=== Begin Enclosure ===

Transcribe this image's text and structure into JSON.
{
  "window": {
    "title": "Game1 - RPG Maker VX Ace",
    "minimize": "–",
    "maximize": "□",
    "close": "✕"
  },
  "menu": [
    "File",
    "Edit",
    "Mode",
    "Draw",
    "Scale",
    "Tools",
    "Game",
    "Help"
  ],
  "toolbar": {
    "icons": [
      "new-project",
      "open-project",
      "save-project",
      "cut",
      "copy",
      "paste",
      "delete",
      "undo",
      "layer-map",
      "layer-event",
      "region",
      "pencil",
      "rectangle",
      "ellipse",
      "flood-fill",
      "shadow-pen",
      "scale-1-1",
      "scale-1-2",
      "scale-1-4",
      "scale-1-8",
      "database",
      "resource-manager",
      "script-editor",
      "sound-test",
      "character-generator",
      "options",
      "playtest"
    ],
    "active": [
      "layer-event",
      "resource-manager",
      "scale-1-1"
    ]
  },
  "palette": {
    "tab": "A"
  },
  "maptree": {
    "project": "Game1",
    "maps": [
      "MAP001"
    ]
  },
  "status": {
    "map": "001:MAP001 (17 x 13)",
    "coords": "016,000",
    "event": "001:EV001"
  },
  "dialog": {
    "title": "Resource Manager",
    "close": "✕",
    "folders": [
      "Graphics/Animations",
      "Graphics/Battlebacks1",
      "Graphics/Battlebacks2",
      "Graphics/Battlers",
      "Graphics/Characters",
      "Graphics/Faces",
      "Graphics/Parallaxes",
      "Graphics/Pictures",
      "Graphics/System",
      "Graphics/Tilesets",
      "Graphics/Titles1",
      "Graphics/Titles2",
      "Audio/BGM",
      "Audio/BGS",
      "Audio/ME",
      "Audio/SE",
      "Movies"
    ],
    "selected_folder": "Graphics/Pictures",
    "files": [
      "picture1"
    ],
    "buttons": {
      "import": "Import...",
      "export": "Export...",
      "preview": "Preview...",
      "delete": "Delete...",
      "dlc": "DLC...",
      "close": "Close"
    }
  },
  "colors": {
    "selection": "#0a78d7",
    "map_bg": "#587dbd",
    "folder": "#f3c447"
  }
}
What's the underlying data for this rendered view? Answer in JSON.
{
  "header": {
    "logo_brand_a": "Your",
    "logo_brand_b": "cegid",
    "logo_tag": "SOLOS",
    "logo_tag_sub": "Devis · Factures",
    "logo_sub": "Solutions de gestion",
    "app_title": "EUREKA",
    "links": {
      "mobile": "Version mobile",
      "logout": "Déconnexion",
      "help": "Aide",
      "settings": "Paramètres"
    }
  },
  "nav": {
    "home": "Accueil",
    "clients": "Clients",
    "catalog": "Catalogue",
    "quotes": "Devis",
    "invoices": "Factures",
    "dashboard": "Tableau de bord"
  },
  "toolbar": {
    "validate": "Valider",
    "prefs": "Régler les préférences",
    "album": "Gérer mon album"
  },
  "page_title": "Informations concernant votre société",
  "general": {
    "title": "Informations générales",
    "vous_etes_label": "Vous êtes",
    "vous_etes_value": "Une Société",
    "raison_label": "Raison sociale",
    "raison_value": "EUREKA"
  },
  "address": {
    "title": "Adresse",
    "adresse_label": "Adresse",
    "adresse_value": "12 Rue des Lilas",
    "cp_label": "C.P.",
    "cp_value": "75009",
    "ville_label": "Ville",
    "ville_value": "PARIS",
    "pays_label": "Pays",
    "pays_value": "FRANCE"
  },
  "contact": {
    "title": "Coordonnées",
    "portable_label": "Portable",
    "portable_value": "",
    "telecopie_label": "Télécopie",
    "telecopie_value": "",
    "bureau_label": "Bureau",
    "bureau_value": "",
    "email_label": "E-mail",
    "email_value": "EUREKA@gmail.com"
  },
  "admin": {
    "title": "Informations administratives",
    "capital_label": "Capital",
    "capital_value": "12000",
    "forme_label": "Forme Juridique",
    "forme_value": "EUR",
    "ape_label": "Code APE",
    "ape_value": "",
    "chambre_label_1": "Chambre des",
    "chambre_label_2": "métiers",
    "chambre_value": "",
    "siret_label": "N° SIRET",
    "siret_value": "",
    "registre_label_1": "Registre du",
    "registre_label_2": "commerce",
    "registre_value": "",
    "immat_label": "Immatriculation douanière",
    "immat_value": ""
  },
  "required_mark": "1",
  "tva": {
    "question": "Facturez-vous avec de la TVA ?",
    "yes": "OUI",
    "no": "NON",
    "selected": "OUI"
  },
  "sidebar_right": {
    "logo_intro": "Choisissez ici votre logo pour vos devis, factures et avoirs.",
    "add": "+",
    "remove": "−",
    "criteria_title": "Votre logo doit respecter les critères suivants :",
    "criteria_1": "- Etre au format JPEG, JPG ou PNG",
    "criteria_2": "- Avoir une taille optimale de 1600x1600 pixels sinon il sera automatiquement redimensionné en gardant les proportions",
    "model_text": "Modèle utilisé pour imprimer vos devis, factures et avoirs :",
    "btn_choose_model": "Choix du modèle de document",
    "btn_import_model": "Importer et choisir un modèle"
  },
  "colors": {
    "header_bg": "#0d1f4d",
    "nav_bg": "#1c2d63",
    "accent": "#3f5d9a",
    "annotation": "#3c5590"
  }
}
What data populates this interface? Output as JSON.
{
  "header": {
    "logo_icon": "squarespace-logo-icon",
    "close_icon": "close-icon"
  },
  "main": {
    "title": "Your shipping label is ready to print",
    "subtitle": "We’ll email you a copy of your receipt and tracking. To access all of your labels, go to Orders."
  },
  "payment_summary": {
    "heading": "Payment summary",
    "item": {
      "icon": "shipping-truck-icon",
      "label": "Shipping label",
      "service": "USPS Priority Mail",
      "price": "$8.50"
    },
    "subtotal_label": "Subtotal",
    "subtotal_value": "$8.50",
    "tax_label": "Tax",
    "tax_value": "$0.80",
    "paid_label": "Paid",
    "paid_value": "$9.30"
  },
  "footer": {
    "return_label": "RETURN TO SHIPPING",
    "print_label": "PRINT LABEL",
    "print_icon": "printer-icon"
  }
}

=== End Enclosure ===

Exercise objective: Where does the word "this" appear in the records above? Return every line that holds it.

Reply:
Transcribe this image's text and structure into JSON.
What's the underlying data for this rendered view? Answer in JSON.
What data populates this interface? Output as JSON.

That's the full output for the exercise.